What's not to like about a graphic designer taking on the task (obsession?) to "document every subway station sign in New York, whether embedded in mosaic or painted on steel girders"? Featured in New York Today this morning, and of course, turned into a luscious website, whose hit counter must be squealing like a steel wheel on a tight curve right now: NY Train Project.
On the N train, the sign for Atlantic Avenue says "PACIFIC STREET," that could be a little confusing. On the B train, Newkirk Plaza says "ATLANTIC AVE."
"Project" details tallies up a mere 43 hours riding and waiting, 19 subway swipes and 276 stops covered. Doesn't say how much time he spent editing the images into pixel-perfect orthogonality, as tilework demands, and designing the photogallery to feel like you're riding a subway (albeit one filled with white light around the signs at each station).
I didn't ride the whole thing, but of what I saw, I would recommend the 3 train for the best variety and most interesting stuff, until it gets above ground (?) at the far end.
No, not the World Series (although here it is November and that's still going on), it's the 112 slide deck from the JEB! campaign that somebody leaked to U.S. News & World Report and now everybody can be briefed. The 5 things you need to know right now:
I like that little hitch in the gitalong in item #2 about Attention Deficit Disorder. Are we not paying enough attention? Can't remember what happened last week? The average number of candidates being considered has been six all summer, according to TargetPoint Consulting's 829 autodialed phone phone interviews with "likely GOP primary voters" a month ago, and up from 5 in February. (Going by the graphic, 5 candidates to 6 is a like a 3x increase?)
As for "Discipline matters," someone needs to explain that slide to me, because they pre-empted the original text (about how JEB! is the most grown-up person and going to be fine, and how the "proactive measure" of cutting expenses is "real good budgeting and leadership") with a quote from the Washington Post on Oct. 23:
But one Bush fundraiser who requested anonymity to speak freely said: “It feels very much like a death spiral, and it breaks my heart. I don’t know anyone who wants to reinvest now.” The campaign, this person added, has been “head-‐scratchingly bad in every element. I wouldn’t be shocked in 60 days from now if he wasn’t in the race.”
The lead for the news is that Marco Is A Risky Bet (slide 19) and 7 bullet points why. The briefing says that "Marco is a GOP Obama," how's that for an attack? Rubio and Obama "have strikingly similar profiles," not to put too fine a point on it.
And not to coordinate expenditures too much, but the bar charts detailing "Advanced Placed Media" show how much the "Right to Rise PAC (Pro-Bush)" will be "future spending." $33M in the coming 4 months, more than half of that in New Hampshire.
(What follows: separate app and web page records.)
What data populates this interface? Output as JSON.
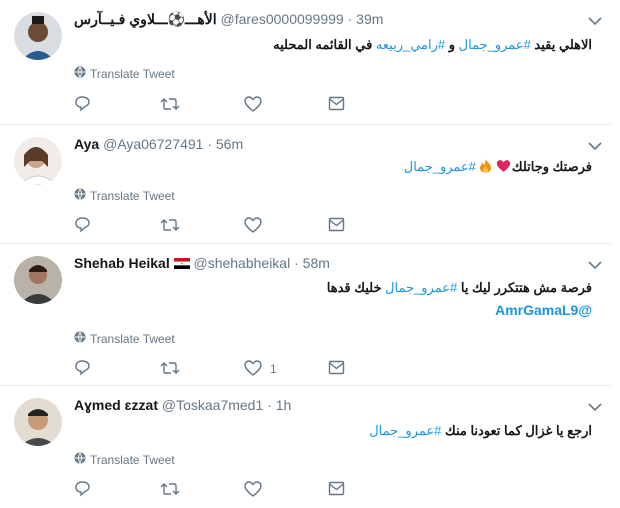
{
  "colors": {
    "link": "#1b95e0",
    "muted": "#657786",
    "heart": "#e0245e",
    "border": "#e6ecf0"
  },
  "common": {
    "translate_label": "Translate Tweet"
  },
  "tweets": [
    {
      "name": "الأهـــ⚽ـــلاوي فـيــآرس",
      "handle": "@fares0000099999",
      "sep": "·",
      "time": "39m",
      "text": "الاهلي يقيد ",
      "hashtag1": "#عمرو_جمال",
      "text_mid": " و ",
      "hashtag2": "#رامي_ربيعه",
      "text_end": " في القائمه المحليه",
      "like_count": ""
    },
    {
      "name": "Aya",
      "handle": "@Aya06727491",
      "sep": "·",
      "time": "56m",
      "text": "فرصتك وجاتلك",
      "hashtag1": "#عمرو_جمال",
      "like_count": ""
    },
    {
      "name": "Shehab Heikal",
      "handle": "@shehabheikal",
      "sep": "·",
      "time": "58m",
      "text": "فرصة مش هتتكرر ليك يا ",
      "hashtag1": "#عمرو_جمال",
      "text_end": " خليك قدها",
      "mention": "@AmrGamaL9",
      "like_count": "1"
    },
    {
      "name": "Aɣmed ɛzzat",
      "handle": "@Toskaa7med1",
      "sep": "·",
      "time": "1h",
      "text": "ارجع يا غزال كما تعودنا منك ",
      "hashtag1": "#عمرو_جمال",
      "like_count": ""
    }
  ]
}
The embedded campaign videos weren't included in the downloadable document, but there's plenty of interesting viewing, especially when it gets to the wonky Data & Analytics section, describing their database with 260 million individuals in it, 3,000 data points per individual. That's 780 billion points of light if you do the math.
"This data is being used to provide detailed MicroTargeting [sic] profiles of voters in key primary states," and "We know exactly which Republicans are the most likely to vote and what issues matter to them."
There is a strategic dashboard from Ackbar (is that... Admiral Ackbar?!), details of the microtargeting in New Hampshire, state of the art poll sampling, Sybill campaign simulations, advanced TV tracking, conquest (!) advertising, targeted media buying efficiencies, social media monitoring, and all things digital (tracking, more analytics, advertising, and of course, fundraising).
Tom von Alten